Now, I’m not saying you have to do anything. I’m not saying you have to move drastically out of your comfort zone. There are plenty of successful business that quietly go about their business, creating awesome stuff and selling it. They don’t have awards or trophies. They do just fine.


There are benefits to being able to talk confidently about yourself. Putting yourself out there can be good for your business. The trick – and the challenge – is to do it with authenticity.

Being authentic in what you say about yourself not only gives people a realistic impression, it is also absolutely vital for your own sense of self. Go out there and say something you don’t really mean, and you’ll get the heeby-jeebies afterwards. You’ll feel like you did yourself a disservice, that you let yourself down, that you can’t ever see those people again because what you told them wasn’t true and they’ll think you’re a fraud.

And guess what? Self-promotion won’t seem like something you want to do at all.

On the other hand, if you talk about yourself with confidence, courage and compassion, you’ll very likely have a totally different experience. We all know when we’ve read something authentic, that’s from the heart and honest. Not honest in that too-honest, nervous breakdown way, but really thoughtful and considered. You can do that, too.

I promise, when you’re really in touch with your own authenticity, your audience (whoever they may be) will connect with you more.

That’s not to say everyone will love you and you’ll suddenly win 10,000 awards. But you’ll have put something good out there into the world. The people who like you, the ones who comment or buy from you or give you the press feature – they’ll be doing it because they really mean it.

And I believe anyone who sticks their head up over the parapet with something honest and authentic to say is worthy of all the awards. In fact, I think anyone running their own business deserves a big old trophy on their wall. You’re awesome. FACT.

So here’s the thing:

Write yourself up. Not because there’s one specific award you want to enter or PR feature you want to win. Write yourself up because it’s good practice for when you do want those things. And it’s great to have stuff on file that you can refer to.

Some tips for finding good and authentic stuff to say about yourself:

  1. Find three things you’re really good at or proud of. Maybe no-one else has done them before, or you really beat the odds to do something. Maybe you’re always the first to see the silver lining. Or your business is completely eco-friendly. Or you’ve built a business with no external investment. Or you’ve built a business and a family all in the space of 5 years. Or you’ve designed incredible bestsellers in between hospital visits (for whatever reason) – it’s not a sob story, it’s your truth.
  2. Uncover the story. Whether it’s an award or a journalist, they want a story. They want to know the beginning, middle and end of your success. How did you start out? What were the obstacles? How did you overcome them? What’s the next bit? Where will it take you? And you don’t have to try to seem perfect. If it was bloody hard and took you 25 goes, that shows that you’re resilient and hardcore, which might just be what they’re looking for.
  3. Think of yourself as a friend you love and respect. Or a daughter or younger relative you adore. What would you say about yourself through those eyes? Maybe you suddenly see the quiet but passionate light in your eyes. Perhaps it’s suddenly clear how amazing it is that you’ve made 10,000 customers happy. It’s all true.

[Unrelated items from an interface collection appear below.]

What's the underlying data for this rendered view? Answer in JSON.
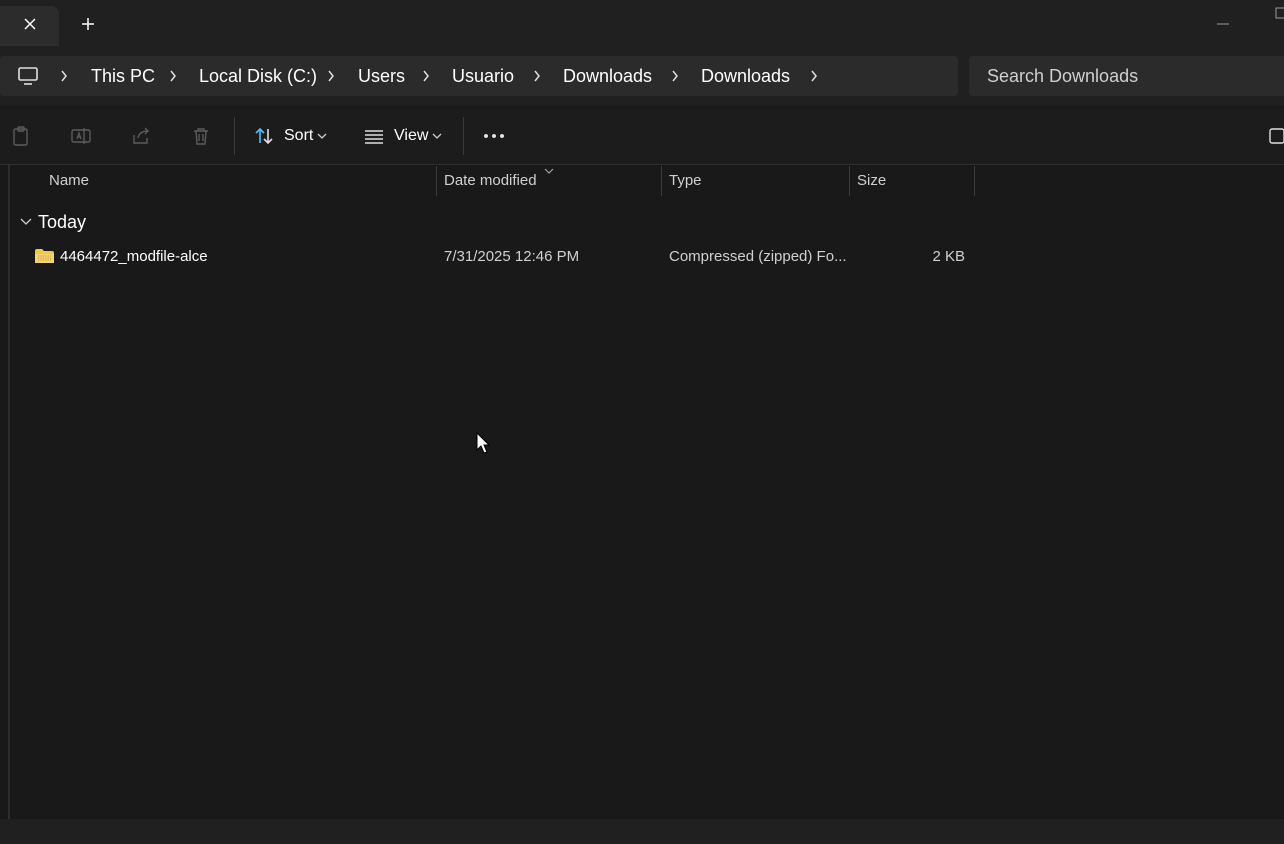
{
  "tab": {
    "close_icon": "close-icon",
    "new_tab_icon": "plus-icon"
  },
  "breadcrumbs": [
    "This PC",
    "Local Disk (C:)",
    "Users",
    "Usuario",
    "Downloads",
    "Downloads"
  ],
  "search": {
    "placeholder": "Search Downloads"
  },
  "toolbar": {
    "sort_label": "Sort",
    "view_label": "View",
    "icons": [
      "paste-icon",
      "rename-icon",
      "share-icon",
      "delete-icon",
      "sort-icon",
      "view-icon",
      "more-icon"
    ]
  },
  "columns": {
    "name": "Name",
    "date": "Date modified",
    "type": "Type",
    "size": "Size"
  },
  "group": {
    "label": "Today"
  },
  "files": [
    {
      "name": "4464472_modfile-alce",
      "date": "7/31/2025 12:46 PM",
      "type": "Compressed (zipped) Fo...",
      "size": "2 KB"
    }
  ],
  "colors": {
    "background": "#191919",
    "accent": "#4cc2ff",
    "folder": "#f2c64b"
  }
}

This is an exercise is self-belief. No two ways about it. And the dark, sinister voices in your head (let’s call them Fear and Vulnerability) don’t want you to believe it for a second – too risky. Well, F and V, you can F right off!

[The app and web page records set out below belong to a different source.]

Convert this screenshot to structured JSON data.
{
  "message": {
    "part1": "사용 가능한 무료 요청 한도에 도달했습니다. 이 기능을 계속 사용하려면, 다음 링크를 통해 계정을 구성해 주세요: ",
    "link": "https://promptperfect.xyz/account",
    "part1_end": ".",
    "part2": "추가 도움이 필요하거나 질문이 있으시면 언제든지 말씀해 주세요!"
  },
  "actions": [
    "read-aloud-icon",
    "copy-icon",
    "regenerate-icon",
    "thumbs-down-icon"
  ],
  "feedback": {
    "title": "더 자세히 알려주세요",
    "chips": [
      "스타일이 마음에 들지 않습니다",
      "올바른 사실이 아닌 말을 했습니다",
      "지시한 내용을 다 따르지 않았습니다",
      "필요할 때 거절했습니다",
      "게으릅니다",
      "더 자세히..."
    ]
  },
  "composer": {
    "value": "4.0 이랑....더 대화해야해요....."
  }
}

There is business sense in believing in yourself. There’s a whole load of other stuff too, but I have a feeling if I tell you it’s for the good of your business, it might seem a bit more essential…

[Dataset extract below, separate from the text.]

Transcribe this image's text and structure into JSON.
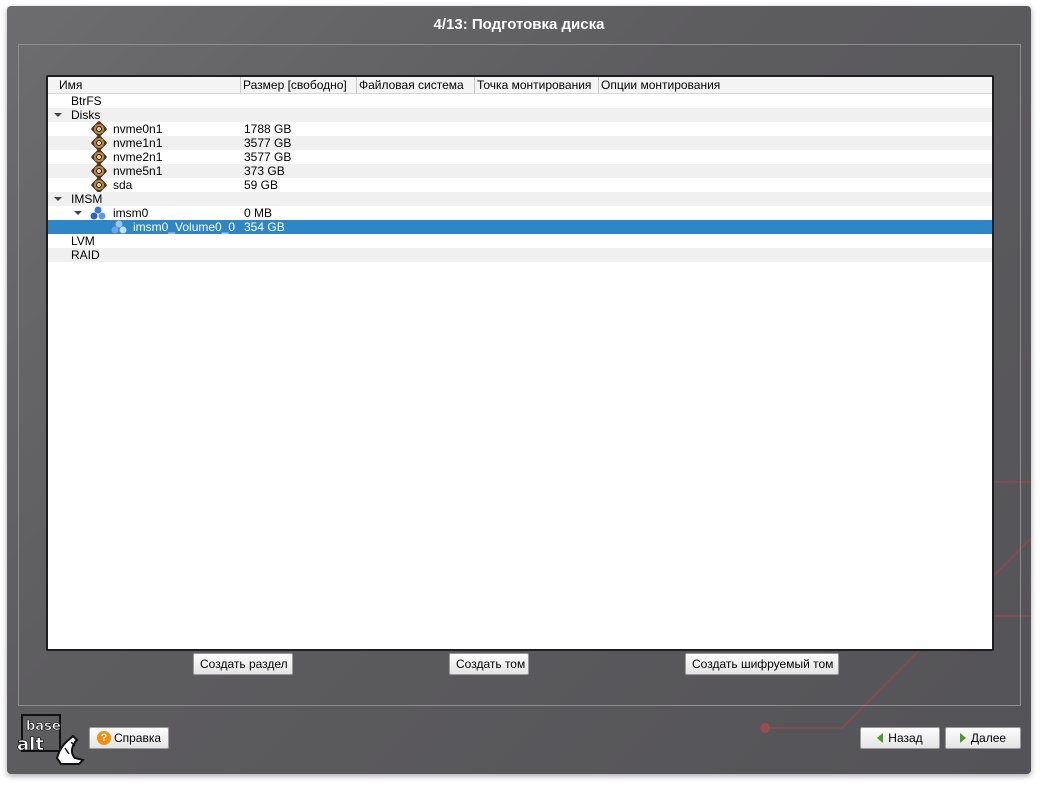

Just do ten minutes this weekend. I dare you.


What’s your best foot? Do you have tips on presenting yourself? I’d love to hear!


Enter The Forge

Life's too damn short to chase someone else's definition of success. I'm here to give you the courage and tools to forge your own path.